[Data records]
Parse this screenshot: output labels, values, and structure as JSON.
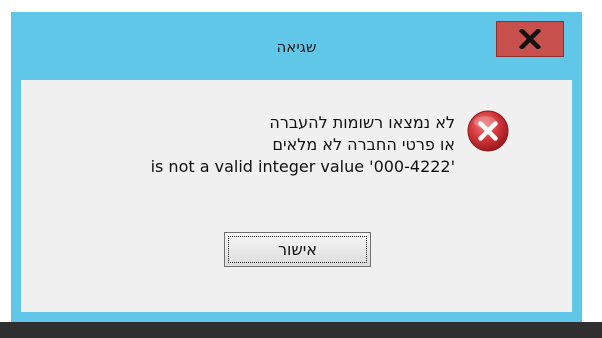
{
  "dialog": {
    "title": "שגיאה",
    "close_icon": "close-x-icon",
    "status_icon": "error-icon",
    "message_lines": [
      "לא נמצאו רשומות להעברה",
      "או פרטי החברה לא מלאים",
      "is not a valid integer value '000-4222'"
    ],
    "ok_label": "אישור"
  },
  "colors": {
    "title_bar": "#60c7e8",
    "close_button": "#c7504d",
    "client_area": "#f0f0f0",
    "error_red": "#d3363b"
  }
}
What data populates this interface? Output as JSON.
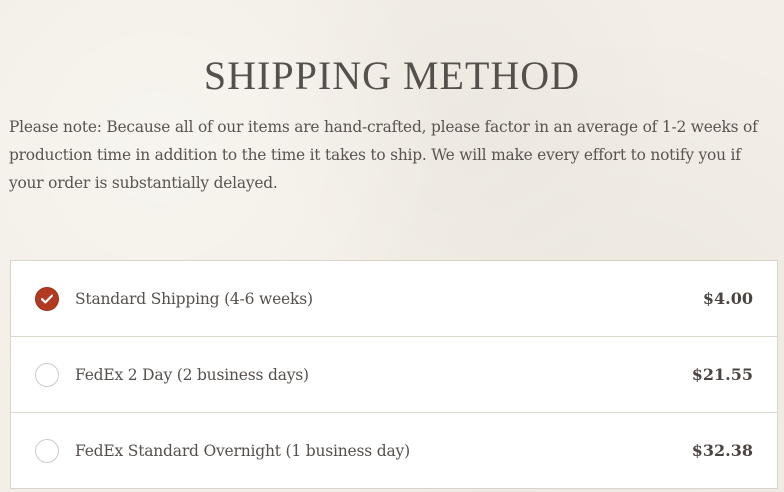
{
  "title": "SHIPPING METHOD",
  "note": "Please note: Because all of our items are hand-crafted, please factor in an average of 1-2 weeks of production time in addition to the time it takes to ship. We will make every effort to notify you if your order is substantially delayed.",
  "accent_color": "#b33a22",
  "shipping_options": [
    {
      "label": "Standard Shipping (4-6 weeks)",
      "price": "$4.00",
      "selected": true
    },
    {
      "label": "FedEx 2 Day (2 business days)",
      "price": "$21.55",
      "selected": false
    },
    {
      "label": "FedEx Standard Overnight (1 business day)",
      "price": "$32.38",
      "selected": false
    }
  ]
}
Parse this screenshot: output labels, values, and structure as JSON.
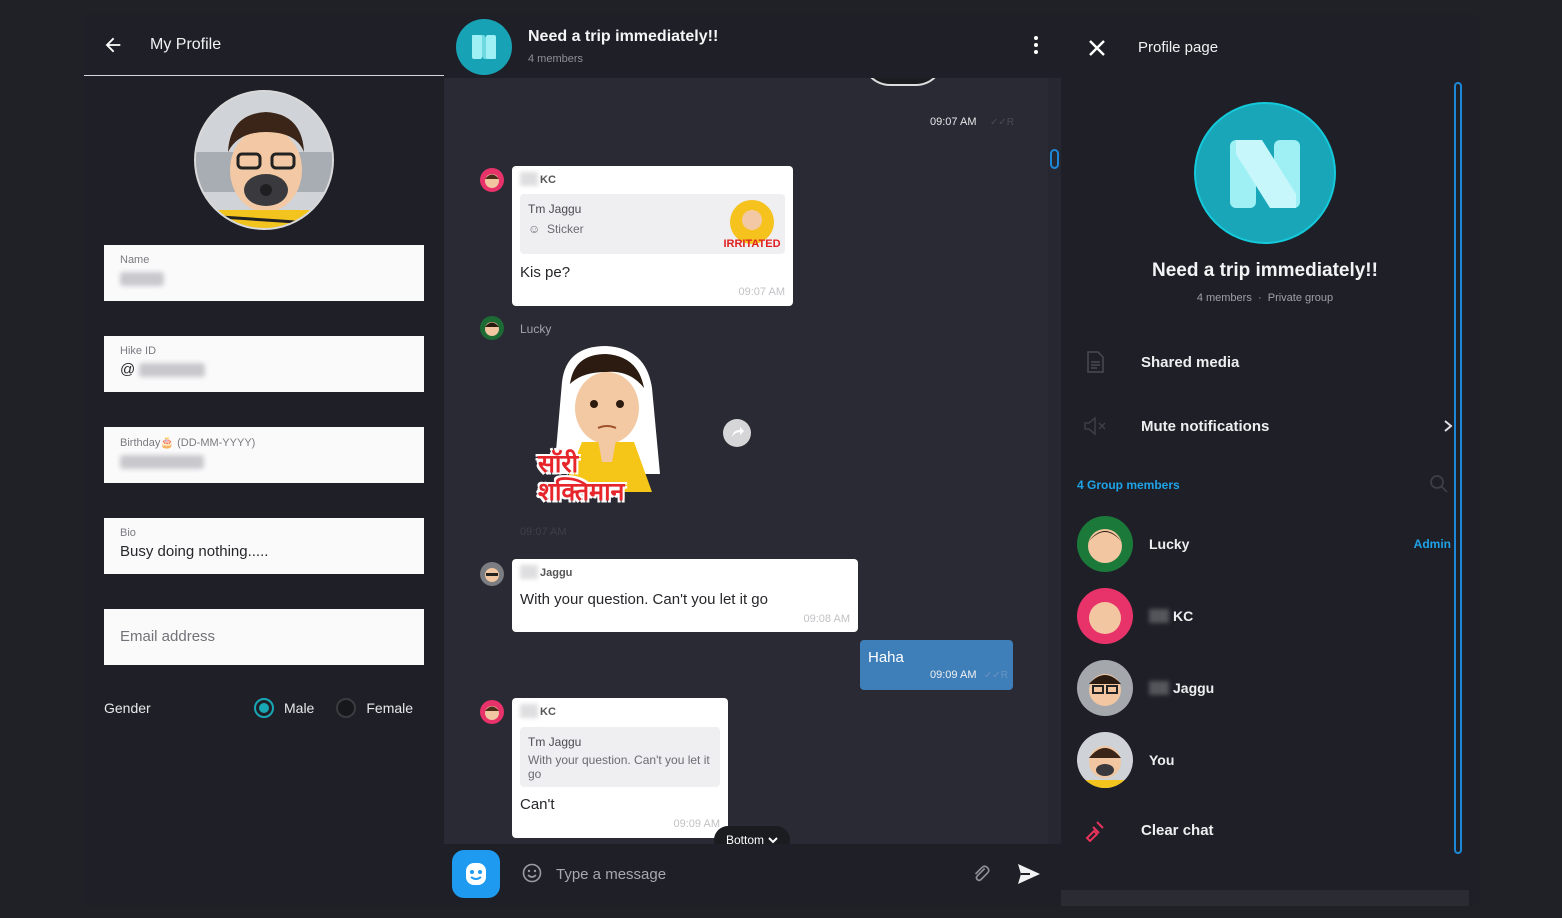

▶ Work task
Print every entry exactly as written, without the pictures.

▶ Written answer
Parse this screenshot: output labels, values, and structure as JSON.
{
  "dialog": {
    "title": "שגיאה",
    "close_icon": "close-x-icon",
    "status_icon": "error-icon",
    "message_lines": [
      "לא נמצאו רשומות להעברה",
      "או פרטי החברה לא מלאים",
      "is not a valid integer value '000-4222'"
    ],
    "ok_label": "אישור"
  },
  "colors": {
    "title_bar": "#60c7e8",
    "close_button": "#c7504d",
    "client_area": "#f0f0f0",
    "error_red": "#d3363b"
  }
}
What data populates this interface? Output as JSON.
{
  "title": "SHIPPING METHOD",
  "note": "Please note: Because all of our items are hand-crafted, please factor in an average of 1-2 weeks of production time in addition to the time it takes to ship. We will make every effort to notify you if your order is substantially delayed.",
  "accent_color": "#b33a22",
  "shipping_options": [
    {
      "label": "Standard Shipping (4-6 weeks)",
      "price": "$4.00",
      "selected": true
    },
    {
      "label": "FedEx 2 Day (2 business days)",
      "price": "$21.55",
      "selected": false
    },
    {
      "label": "FedEx Standard Overnight (1 business day)",
      "price": "$32.38",
      "selected": false
    }
  ]
}
Parse this screenshot: output labels, values, and structure as JSON.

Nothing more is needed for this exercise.